It’s then somebody’s job to count-up all the apprentice hours performed by all the subcontractors to make sure the target is achieved.

If that sounds like an administrative nightmare to you, you’re not alone. Large contractors often dedicate entire teams to running this process and reporting to government.

There is much that program designers can do to ease the implementation burden on industry. For example, rather than simply outsourcing the problem to head contractors, governments could establish an online system for collecting, collating and submitting data from contractors and subcontractors alike.

There are also some hidden traps in these policies.

For example, it is well known that construction costs spiked during COVID and contract values quickly followed. What used to be a $100 million project became a $180 million project. The problem was that the hourly labour rate (step 2, above) didn’t rise to match the cost increase.

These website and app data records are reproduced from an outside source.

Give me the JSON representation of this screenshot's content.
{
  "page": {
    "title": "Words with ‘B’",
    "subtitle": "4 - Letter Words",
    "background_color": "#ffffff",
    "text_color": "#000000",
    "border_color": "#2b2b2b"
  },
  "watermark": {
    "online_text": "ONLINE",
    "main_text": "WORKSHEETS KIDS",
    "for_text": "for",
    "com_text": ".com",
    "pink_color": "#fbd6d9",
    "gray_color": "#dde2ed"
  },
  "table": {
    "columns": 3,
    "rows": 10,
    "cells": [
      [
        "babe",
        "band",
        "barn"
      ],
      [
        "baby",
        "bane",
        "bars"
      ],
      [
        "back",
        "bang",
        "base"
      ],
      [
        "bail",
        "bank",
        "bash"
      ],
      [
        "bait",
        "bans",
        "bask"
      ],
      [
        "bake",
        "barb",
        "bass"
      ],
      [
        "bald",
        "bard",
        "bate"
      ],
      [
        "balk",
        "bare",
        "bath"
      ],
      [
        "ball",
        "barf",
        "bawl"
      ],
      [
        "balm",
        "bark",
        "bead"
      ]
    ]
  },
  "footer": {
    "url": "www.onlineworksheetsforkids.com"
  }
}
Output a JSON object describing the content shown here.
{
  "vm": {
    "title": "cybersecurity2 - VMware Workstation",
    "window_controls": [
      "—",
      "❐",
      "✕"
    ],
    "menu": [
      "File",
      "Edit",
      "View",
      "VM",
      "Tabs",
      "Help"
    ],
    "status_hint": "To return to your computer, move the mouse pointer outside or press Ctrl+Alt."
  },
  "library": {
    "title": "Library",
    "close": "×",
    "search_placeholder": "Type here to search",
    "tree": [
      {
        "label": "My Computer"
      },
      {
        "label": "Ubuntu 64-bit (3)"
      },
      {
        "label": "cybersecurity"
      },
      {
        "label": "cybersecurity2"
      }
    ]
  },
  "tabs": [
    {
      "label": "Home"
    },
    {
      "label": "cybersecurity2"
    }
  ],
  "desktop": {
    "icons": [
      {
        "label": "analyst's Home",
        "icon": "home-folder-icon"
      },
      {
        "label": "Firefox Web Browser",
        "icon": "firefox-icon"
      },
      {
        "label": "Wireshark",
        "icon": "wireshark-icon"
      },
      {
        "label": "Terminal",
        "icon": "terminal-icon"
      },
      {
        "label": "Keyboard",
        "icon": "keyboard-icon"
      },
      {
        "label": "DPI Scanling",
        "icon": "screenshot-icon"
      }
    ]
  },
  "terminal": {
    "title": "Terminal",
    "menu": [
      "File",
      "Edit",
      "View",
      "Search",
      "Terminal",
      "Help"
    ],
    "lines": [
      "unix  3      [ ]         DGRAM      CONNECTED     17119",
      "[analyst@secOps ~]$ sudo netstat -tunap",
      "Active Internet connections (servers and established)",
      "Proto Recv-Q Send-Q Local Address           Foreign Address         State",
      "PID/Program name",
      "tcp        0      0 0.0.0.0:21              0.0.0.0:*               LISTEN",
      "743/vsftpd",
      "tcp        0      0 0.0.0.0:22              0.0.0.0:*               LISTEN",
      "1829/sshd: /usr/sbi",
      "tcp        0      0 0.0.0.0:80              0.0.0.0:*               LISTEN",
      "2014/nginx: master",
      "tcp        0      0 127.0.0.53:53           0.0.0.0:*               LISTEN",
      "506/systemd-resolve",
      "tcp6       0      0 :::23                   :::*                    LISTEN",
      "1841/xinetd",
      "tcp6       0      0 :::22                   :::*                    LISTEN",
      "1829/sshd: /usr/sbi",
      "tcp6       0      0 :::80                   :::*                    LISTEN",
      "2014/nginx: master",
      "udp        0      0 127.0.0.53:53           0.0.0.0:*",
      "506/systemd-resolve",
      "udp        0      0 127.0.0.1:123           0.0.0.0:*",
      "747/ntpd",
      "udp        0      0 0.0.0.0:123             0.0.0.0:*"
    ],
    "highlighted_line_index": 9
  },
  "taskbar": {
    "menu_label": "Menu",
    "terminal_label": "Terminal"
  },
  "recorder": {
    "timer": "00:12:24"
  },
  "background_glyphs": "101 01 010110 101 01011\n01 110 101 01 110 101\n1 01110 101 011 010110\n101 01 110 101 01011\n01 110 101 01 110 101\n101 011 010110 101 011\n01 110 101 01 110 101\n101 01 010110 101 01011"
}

This meant that, while the actual number of hours worked on the now $180 million job didn’t change—still 1.4 million—the estimated labour hours blew out to 2.5 million. The 10% training target effectively became an 18% target.

Now these problems are solvable. Simply index the labour rate to construction cost inflation to make sure 10% stays 10%. This would be fairly easy to achieve using publicly available ABS data.

The point I am making is not that these policies are without merit, just that they can be deceptive in their complexity. They require careful thought and design to avoid unintended consequences.

BuildSkills is working closely with the Department of Employment and Workplace Relations to ensure the ASG is rolled out with a minimum of disruption to industry.